British cheerleaders for Trident like to call it “Britain’s independent deterrent”. Critics of Trident point out that it is dependent on US technology. Its supporters dismiss this argument. They will be disappointed that their friends in the US government are not more careful with their wording.

Ash Carter, US Defence Secretary, encouraged the British Parliament to renew Trident in an interview with the BBC. He said:

“We’re very supportive of it [Trident] and of course we work with the United Kingdom. We’re actually intertwined on this programme, mutually dependent. We want to have the programme for our own purposes; the UK wants to have it for its purposes. We’re partners in this.”

Asked by the interviewer if this meant that the US could “turn it off”, Carter stumbled over his words slightly, scratching his nose and saying:

“Well it doesn’t get down to – Of course, we have independent authorities to fire but we are dependent upon one another industrially. We depend upon the United Kingdom. The United Kingdom depends upon us. That’s part of the special relationship.”

That’s far short of an outright “no” to the question and perilously close to a “yes”.

Disappointingly (but unsurprisingly), much of the media coverage of Carter’s interview has focused simply on his call for the UK to renew Trident, rather than his comments about dependence. Headlines have tended to refer to his initial argument for Trident renewal. He said:

“I think that the UK’s nuclear deterrent is an important part of the deterrent structure of NATO, of our alliance with the United Kingdom and helps the United Kingdom to continue to play that outsized role on the global stage that it does.

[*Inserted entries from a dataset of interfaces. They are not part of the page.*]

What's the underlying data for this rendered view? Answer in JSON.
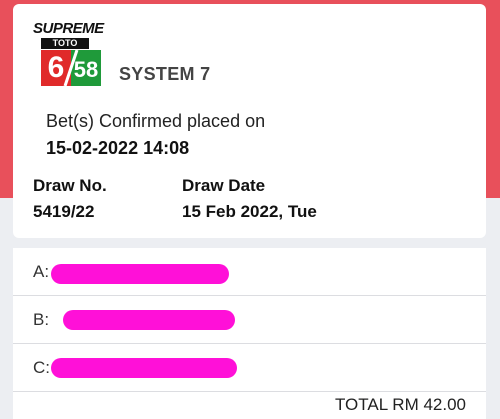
{
  "header": {
    "logo_brand": "SUPREME",
    "logo_toto": "TOTO",
    "logo_six": "6",
    "logo_fiftyeight": "58",
    "system": "SYSTEM 7",
    "confirm_label": "Bet(s) Confirmed placed on",
    "confirm_time": "15-02-2022 14:08",
    "draw_no_label": "Draw No.",
    "draw_no": "5419/22",
    "draw_date_label": "Draw Date",
    "draw_date": "15 Feb 2022, Tue"
  },
  "bets": [
    {
      "label": "A:"
    },
    {
      "label": "B: "
    },
    {
      "label": "C: "
    }
  ],
  "footer": {
    "total": "TOTAL RM 42.00"
  },
  "colors": {
    "accent": "#e8505b",
    "redaction": "#ff10d8",
    "logo_red": "#e02a2a",
    "logo_green": "#1f9a3a"
  }
}
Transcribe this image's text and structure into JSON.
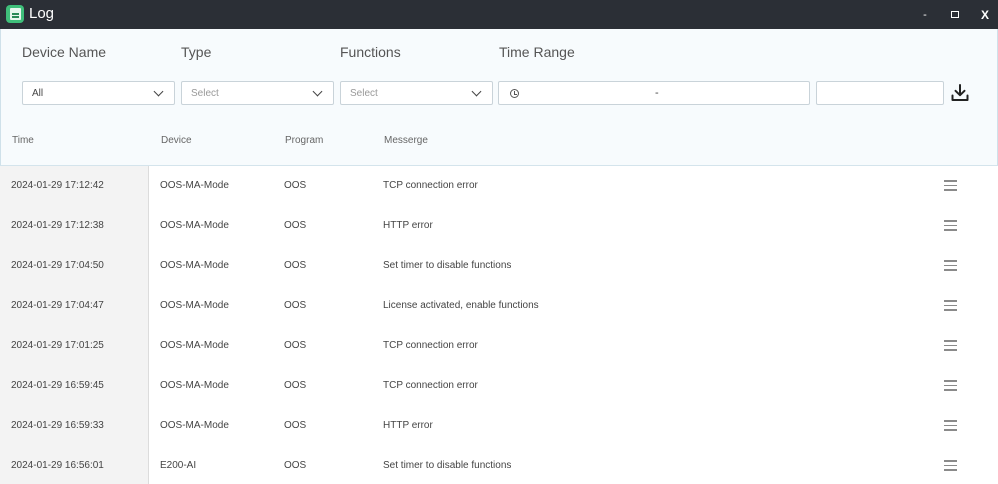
{
  "window": {
    "title": "Log",
    "minimize": "-",
    "close": "X"
  },
  "filters": {
    "device_name_label": "Device Name",
    "type_label": "Type",
    "functions_label": "Functions",
    "time_range_label": "Time Range",
    "device_value": "All",
    "type_placeholder": "Select",
    "functions_placeholder": "Select",
    "time_range_separator": "-"
  },
  "table": {
    "headers": {
      "time": "Time",
      "device": "Device",
      "program": "Program",
      "message": "Messerge"
    },
    "rows": [
      {
        "time": "2024-01-29 17:12:42",
        "device": "OOS-MA-Mode",
        "program": "OOS",
        "message": "TCP connection error"
      },
      {
        "time": "2024-01-29 17:12:38",
        "device": "OOS-MA-Mode",
        "program": "OOS",
        "message": "HTTP error"
      },
      {
        "time": "2024-01-29 17:04:50",
        "device": "OOS-MA-Mode",
        "program": "OOS",
        "message": "Set timer to disable functions"
      },
      {
        "time": "2024-01-29 17:04:47",
        "device": "OOS-MA-Mode",
        "program": "OOS",
        "message": "License activated, enable functions"
      },
      {
        "time": "2024-01-29 17:01:25",
        "device": "OOS-MA-Mode",
        "program": "OOS",
        "message": "TCP connection error"
      },
      {
        "time": "2024-01-29 16:59:45",
        "device": "OOS-MA-Mode",
        "program": "OOS",
        "message": "TCP connection error"
      },
      {
        "time": "2024-01-29 16:59:33",
        "device": "OOS-MA-Mode",
        "program": "OOS",
        "message": "HTTP error"
      },
      {
        "time": "2024-01-29 16:56:01",
        "device": "E200-AI",
        "program": "OOS",
        "message": "Set timer to disable functions"
      }
    ]
  },
  "colors": {
    "titlebar": "#2b2f36",
    "app_icon": "#3fbf7a",
    "panel_bg": "#f7fbfd"
  },
  "icons": [
    "app-icon",
    "chevron-down-icon",
    "clock-icon",
    "download-icon",
    "menu-icon"
  ]
}
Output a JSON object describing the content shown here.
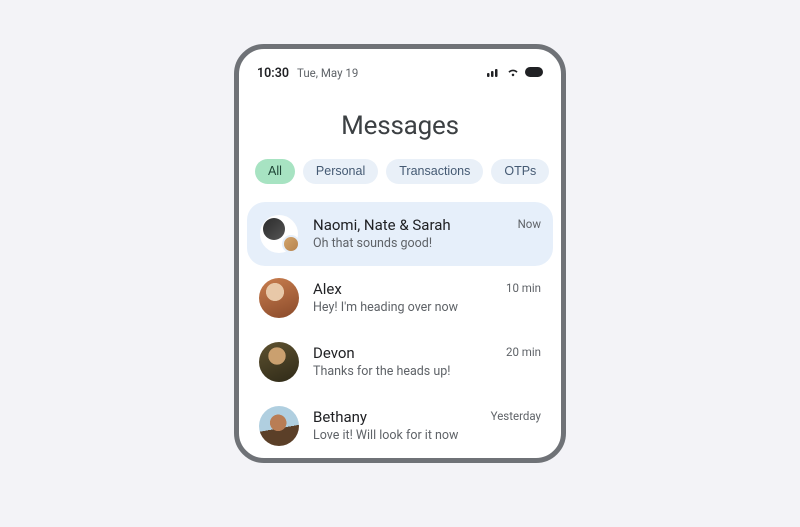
{
  "status": {
    "time": "10:30",
    "date": "Tue, May 19"
  },
  "header": {
    "title": "Messages"
  },
  "tabs": [
    {
      "label": "All",
      "active": true
    },
    {
      "label": "Personal",
      "active": false
    },
    {
      "label": "Transactions",
      "active": false
    },
    {
      "label": "OTPs",
      "active": false
    }
  ],
  "conversations": [
    {
      "title": "Naomi, Nate & Sarah",
      "preview": "Oh that sounds good!",
      "time": "Now",
      "highlight": true,
      "avatar": "group"
    },
    {
      "title": "Alex",
      "preview": "Hey! I'm heading over now",
      "time": "10 min",
      "highlight": false,
      "avatar": "alex"
    },
    {
      "title": "Devon",
      "preview": "Thanks for the heads up!",
      "time": "20 min",
      "highlight": false,
      "avatar": "devon"
    },
    {
      "title": "Bethany",
      "preview": "Love it! Will look for it now",
      "time": "Yesterday",
      "highlight": false,
      "avatar": "bethany"
    }
  ]
}
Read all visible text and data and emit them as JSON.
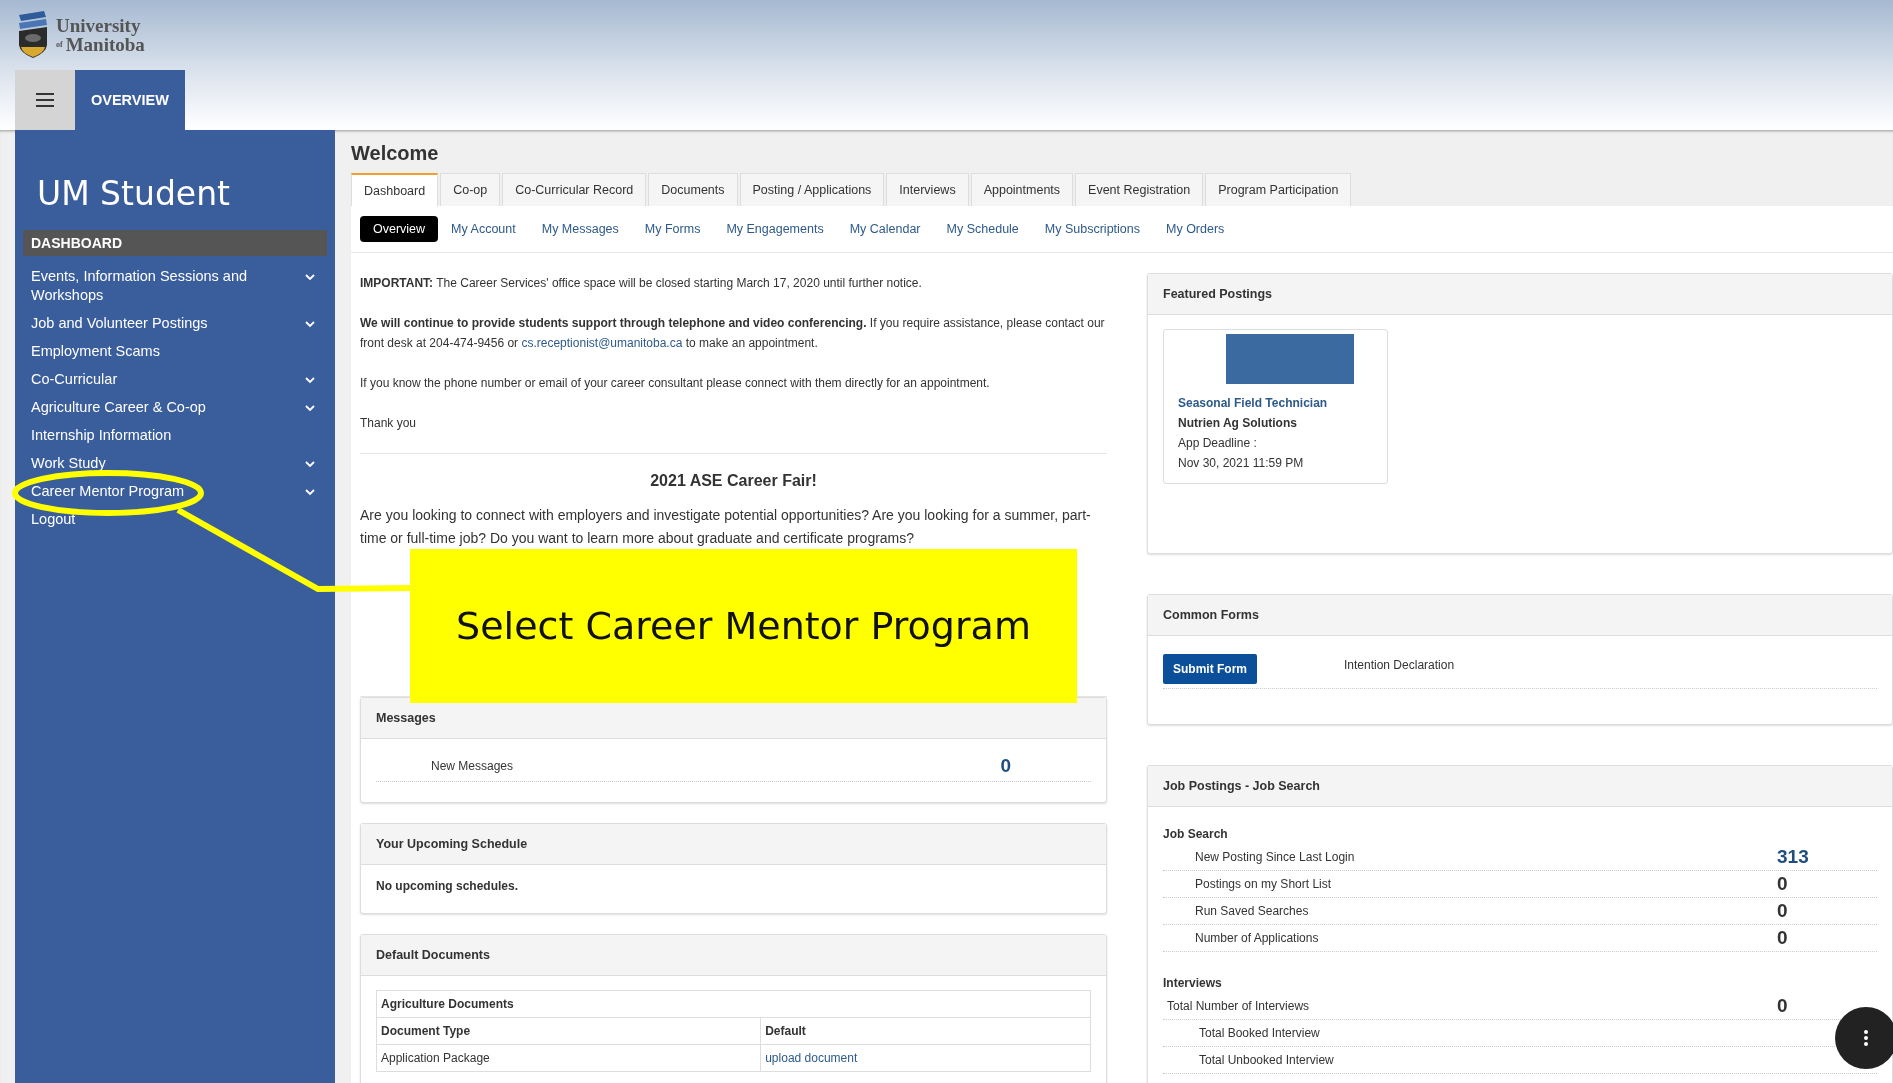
{
  "logo": {
    "line1": "University",
    "small": "of",
    "line2": "Manitoba"
  },
  "nav": {
    "tabs": [
      {
        "label": "OVERVIEW",
        "selected": true
      }
    ]
  },
  "sidebar": {
    "title": "UM Student",
    "items": [
      {
        "label": "DASHBOARD",
        "kind": "heading",
        "submenu": false
      },
      {
        "label": "Events, Information Sessions and Workshops",
        "kind": "link",
        "submenu": true
      },
      {
        "label": "Job and Volunteer Postings",
        "kind": "link",
        "submenu": true
      },
      {
        "label": "Employment Scams",
        "kind": "link",
        "submenu": false
      },
      {
        "label": "Co-Curricular",
        "kind": "link",
        "submenu": true
      },
      {
        "label": "Agriculture Career & Co-op",
        "kind": "link",
        "submenu": true
      },
      {
        "label": "Internship Information",
        "kind": "link",
        "submenu": false
      },
      {
        "label": "Work Study",
        "kind": "link",
        "submenu": true
      },
      {
        "label": "Career Mentor Program",
        "kind": "link",
        "submenu": true
      },
      {
        "label": "Logout",
        "kind": "link",
        "submenu": false
      }
    ]
  },
  "page": {
    "title": "Welcome",
    "tabs": [
      {
        "label": "Dashboard",
        "selected": true
      },
      {
        "label": "Co-op",
        "selected": false
      },
      {
        "label": "Co-Curricular Record",
        "selected": false
      },
      {
        "label": "Documents",
        "selected": false
      },
      {
        "label": "Posting / Applications",
        "selected": false
      },
      {
        "label": "Interviews",
        "selected": false
      },
      {
        "label": "Appointments",
        "selected": false
      },
      {
        "label": "Event Registration",
        "selected": false
      },
      {
        "label": "Program Participation",
        "selected": false
      }
    ],
    "subtabs": [
      {
        "label": "Overview",
        "selected": true
      },
      {
        "label": "My Account",
        "selected": false
      },
      {
        "label": "My Messages",
        "selected": false
      },
      {
        "label": "My Forms",
        "selected": false
      },
      {
        "label": "My Engagements",
        "selected": false
      },
      {
        "label": "My Calendar",
        "selected": false
      },
      {
        "label": "My Schedule",
        "selected": false
      },
      {
        "label": "My Subscriptions",
        "selected": false
      },
      {
        "label": "My Orders",
        "selected": false
      }
    ]
  },
  "notice": {
    "important": "**IMPORTANT:**  The Career Services' office space will be closed starting March 17, 2020 until further notice.",
    "contact_before": "**We will continue to provide students support through telephone and video conferencing.** If you require assistance, please contact our front desk at 204-474-9456 or ",
    "contact_link": "cs.receptionist@umanitoba.ca",
    "contact_after": " to make an appointment.",
    "consultant": "If you know the phone number or email of your career consultant please connect with them directly for an appointment.",
    "thanks": "Thank you"
  },
  "fair": {
    "heading": "2021 ASE Career Fair!",
    "text": "Are you looking to connect with employers and investigate potential opportunities? Are you looking for a summer, part-time or full-time job? Do you want to learn more about graduate and certificate programs?"
  },
  "messages": {
    "title": "Messages",
    "rows": [
      {
        "label": "New Messages",
        "value": "0"
      }
    ]
  },
  "schedule": {
    "title": "Your Upcoming Schedule",
    "empty": "No upcoming schedules."
  },
  "documents": {
    "title": "Default Documents",
    "caption": "Agriculture Documents",
    "columns": [
      "Document Type",
      "Default"
    ],
    "rows": [
      [
        "Application Package",
        "upload document"
      ]
    ]
  },
  "featured": {
    "title": "Featured Postings",
    "postings": [
      {
        "title": "Seasonal Field Technician",
        "company": "Nutrien Ag Solutions",
        "deadline_label": "App Deadline :",
        "deadline": "Nov 30, 2021 11:59 PM"
      }
    ]
  },
  "common_forms": {
    "title": "Common Forms",
    "forms": [
      {
        "button": "Submit Form",
        "name": "Intention Declaration"
      }
    ]
  },
  "job_postings": {
    "title": "Job Postings - Job Search",
    "groups": [
      {
        "title": "Job Search",
        "rows": [
          {
            "label": "New Posting Since Last Login",
            "value": "313",
            "kind": "stat",
            "link": true
          },
          {
            "label": "Postings on my Short List",
            "value": "0",
            "kind": "stat",
            "link": false
          },
          {
            "label": "Run Saved Searches",
            "value": "0",
            "kind": "stat",
            "link": false
          },
          {
            "label": "Number of Applications",
            "value": "0",
            "kind": "stat",
            "link": false
          }
        ]
      },
      {
        "title": "Interviews",
        "rows": [
          {
            "label": "Total Number of Interviews",
            "value": "0",
            "kind": "total",
            "link": false,
            "children": [
              {
                "label": "Total Booked Interview"
              },
              {
                "label": "Total Unbooked Interview"
              }
            ]
          }
        ]
      }
    ]
  },
  "annotation": {
    "text": "Select Career Mentor Program"
  }
}
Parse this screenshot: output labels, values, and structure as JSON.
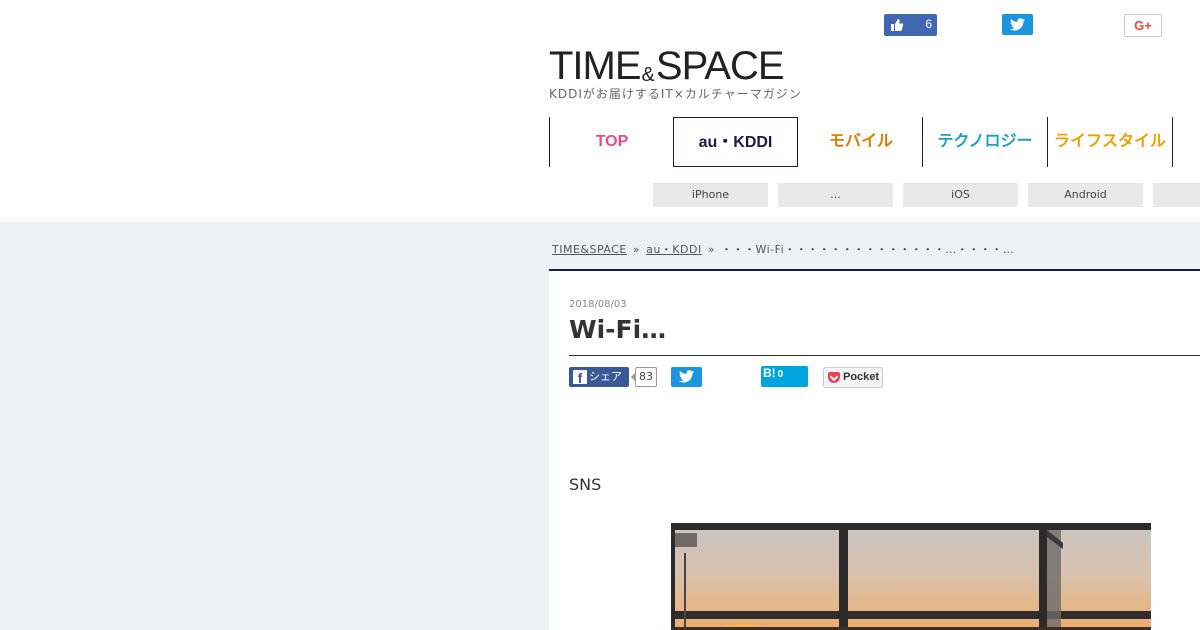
{
  "header": {
    "logo": {
      "title_left": "TIME",
      "title_amp": "&",
      "title_right": "SPACE",
      "tagline": "KDDIがお届けするIT×カルチャーマガジン"
    },
    "social": {
      "facebook_like_count": "6",
      "googleplus_label": "G+"
    }
  },
  "nav": {
    "items": [
      {
        "label": "TOP",
        "color": "#e64b8b"
      },
      {
        "label": "au・KDDI",
        "color": "#1a1c45"
      },
      {
        "label": "モバイル",
        "color": "#e07b00"
      },
      {
        "label": "テクノロジー",
        "color": "#1aa0c8"
      },
      {
        "label": "ライフスタイル",
        "color": "#f0a000"
      },
      {
        "label": "",
        "color": "#1aa0c8"
      }
    ],
    "active": "au・KDDI",
    "sub_items": [
      "iPhone",
      "...",
      "iOS",
      "Android",
      ""
    ]
  },
  "breadcrumb": {
    "items": [
      "TIME&SPACE",
      "au・KDDI"
    ],
    "current": "・・・Wi-Fi・・・・・・・・・・・・・・…・・・・…"
  },
  "article": {
    "date": "2018/08/03",
    "title": "Wi-Fi…",
    "share": {
      "facebook_label": "シェア",
      "facebook_count": "83",
      "hatena_label": "B!",
      "hatena_count": "0",
      "pocket_label": "Pocket"
    },
    "body_text": "SNS"
  },
  "colors": {
    "accent_navy": "#1a1c45",
    "page_background": "#eef0f4"
  }
}
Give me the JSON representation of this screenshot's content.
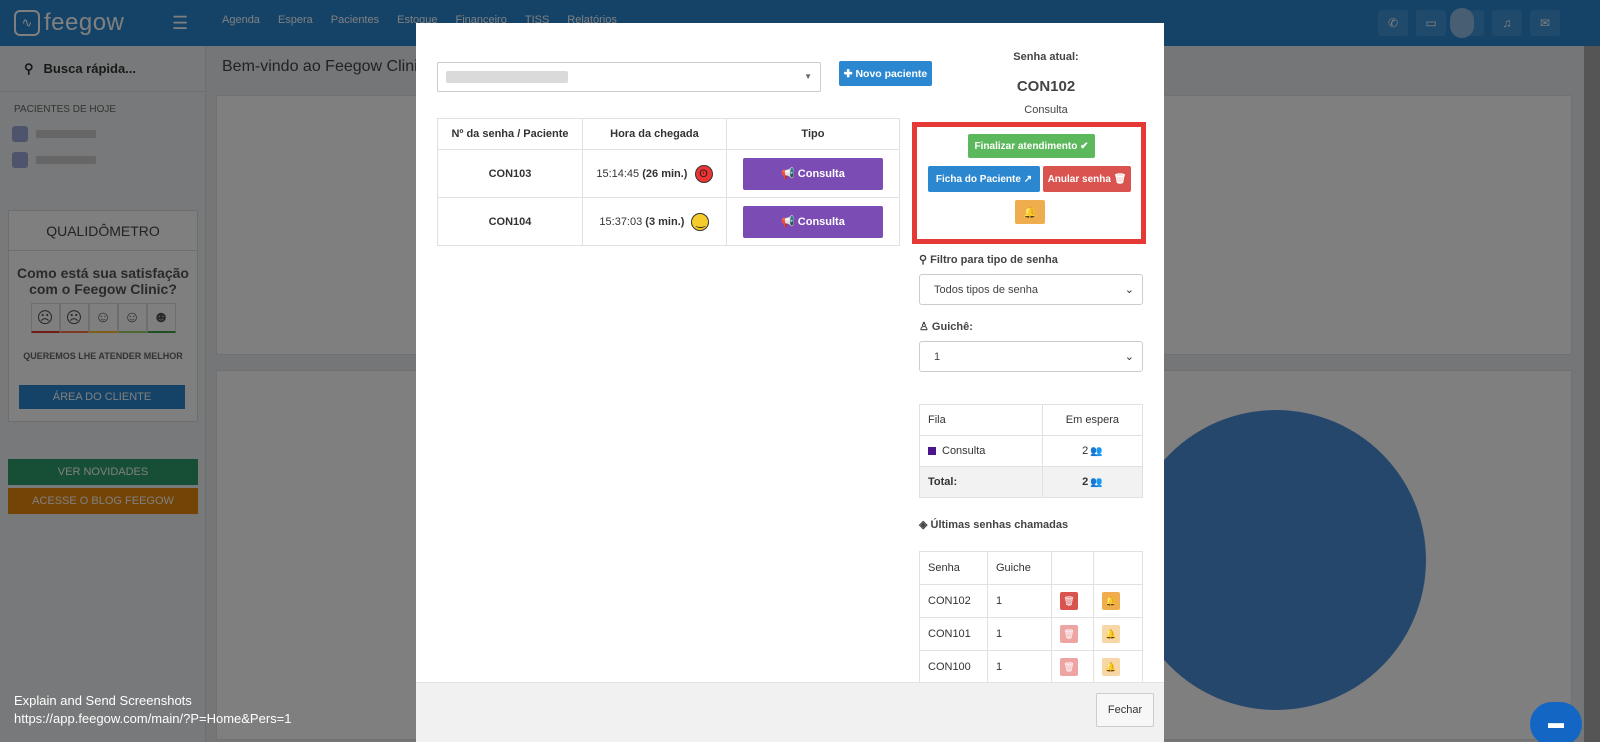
{
  "app": {
    "logo_text": "feegow",
    "nav_items": [
      "Agenda",
      "Espera",
      "Pacientes",
      "Estoque",
      "Financeiro",
      "TISS",
      "Relatórios"
    ],
    "quick_search": "Busca rápida...",
    "pacientes_hoje": "PACIENTES DE HOJE",
    "welcome": "Bem-vindo ao Feegow Clinic",
    "qualidometro": {
      "title": "QUALIDÔMETRO",
      "question": "Como está sua satisfação com o Feegow Clinic?",
      "subtitle": "QUEREMOS LHE ATENDER MELHOR",
      "button": "ÁREA DO CLIENTE"
    },
    "ver_novidades": "VER NOVIDADES",
    "acesse_blog": "ACESSE O BLOG FEEGOW",
    "colors": {
      "primary": "#2a87d0",
      "novidades": "#2e9e6d",
      "blog": "#e8890c"
    }
  },
  "modal": {
    "novo_paciente": "Novo paciente",
    "queue_headers": [
      "Nº da senha / Paciente",
      "Hora da chegada",
      "Tipo"
    ],
    "queue_rows": [
      {
        "senha": "CON103",
        "hora": "15:14:45",
        "espera": "(26 min.)",
        "mood": "angry",
        "tipo": "Consulta"
      },
      {
        "senha": "CON104",
        "hora": "15:37:03",
        "espera": "(3 min.)",
        "mood": "happy",
        "tipo": "Consulta"
      }
    ],
    "senha_atual_label": "Senha atual:",
    "senha_atual": "CON102",
    "senha_tipo": "Consulta",
    "actions": {
      "finalizar": "Finalizar atendimento",
      "ficha": "Ficha do Paciente",
      "anular": "Anular senha"
    },
    "filtro_label": "Filtro para tipo de senha",
    "filtro_value": "Todos tipos de senha",
    "guiche_label": "Guichê:",
    "guiche_value": "1",
    "fila": {
      "headers": [
        "Fila",
        "Em espera"
      ],
      "row": {
        "name": "Consulta",
        "count": "2"
      },
      "total_label": "Total:",
      "total": "2"
    },
    "ultimas_label": "Últimas senhas chamadas",
    "ultimas_headers": [
      "Senha",
      "Guiche"
    ],
    "ultimas_rows": [
      {
        "senha": "CON102",
        "guiche": "1"
      },
      {
        "senha": "CON101",
        "guiche": "1"
      },
      {
        "senha": "CON100",
        "guiche": "1"
      }
    ],
    "fechar": "Fechar"
  },
  "overlay_note": {
    "line1": "Explain and Send Screenshots",
    "line2": "https://app.feegow.com/main/?P=Home&Pers=1"
  }
}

Because of its moral standing and its historical standing, it’s important to have the military power that matches that standing.”

What a sad illustration of the attitudes of the powerful: a belief that moral standing is enhanced by maintaining the ability to kill millions of people.